A formal "FAO-type land evaluation" had been carried out by Southern Highlands Rural Development project in Papua New Guinea. The objective was next to "identify the social overlay" on this physical inventory - ie "who governs who has access to what land". The team of three used aerial photographs as one of several RRA tools.
Based in Mongolia, this study is an interesting example of combining natural resource ranking with seasonal calendars. The result is maps for different times in the year, which clearly show differentials between seasons and times when food is short. The method is clearly described and the uses to which the results can be put discussed.
This article is based on work done by the Policy Alternatives for Livestock Development project which is facilitating the transfer from a command to a market economy in the extensive rural livestock sector in Mongolia. Wealth ranking was used in the early stages of this project. The paper is interesting as rather than discussing and describing the wealth ranking method. It considers the policy reasons for using this method, the role and value of wealth ranking by card sorting and its position in the research and training process.
Pastoral Institutions, Land Tenure and Land Policy Reform in Post-Socialist Mongolia : a research and training project.
This report analyses the characteristics of a sample of local pastoral institutions in two contrasting ecological zones in Mongolia. The main body of the report presents the findings of the research. A brief section on methodology outlines the field research methods used, which were a combination of PRA and more conventional techniques. The participatory techniques included wealth ranking, and social mapping, which was used to identify the composition of local institutions.
The Policy Alternatives for Livestock Development (PALD) project aims to facilitate the transition from a centrally planned to a market economy in the extensive livestock sector which dominates the Mongolian rural economy. This report outlines some of the participatory research methods which were used during the training of the Mongolian research team. The methods described include wealth ranking, participatory mapping, transects, ranking of grazing resources, and seasonal calendars showing production, climatic variations, incidence of disease and labour requirements.
Following the dismantling of the pastoral collectives in Mongolia, a wide variety of formal as well as informal institutions currently exist. While informal community organisations are the main context in which pastoral livestock production is carried out, the question of which institutions will take over the functions of the former collectives is still open. This paper describes how PRA methods were used to try to understand herders' perceptions of the various institutions they participate in.
Wealth ranking was one of the methods used in the early stages of a collaborative research and training project in Mongolia. It served two main purposes, direct and indirect. The direct purpose was to identify locally important criteria for distinguishing households according to wealth, status and power. It was also used to stratify the populations of the sample production brigades, as a first step towards understanding differences in the ways richer and poorer herding households managed their herds, gained access to key natural resources, and responded to risk.

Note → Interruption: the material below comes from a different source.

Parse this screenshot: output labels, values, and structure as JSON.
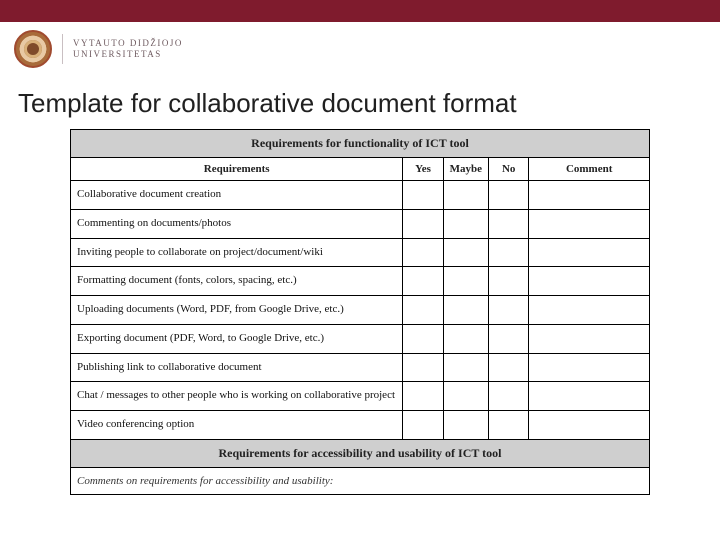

It describes why and how wealth ranking was used in the early stages of a collaborative policy research and training project in Mongolia. The Policy Alternatives for Livestock Development project aims to facilitate the transition from a command to a market economy in the extensive livestock sector which dominates the Mongolian rural economy. The paper addresses the role and value of wealth ranking by card sorting in the research and training process, and its sequencing with other activities, rather than the technical details of the method itself.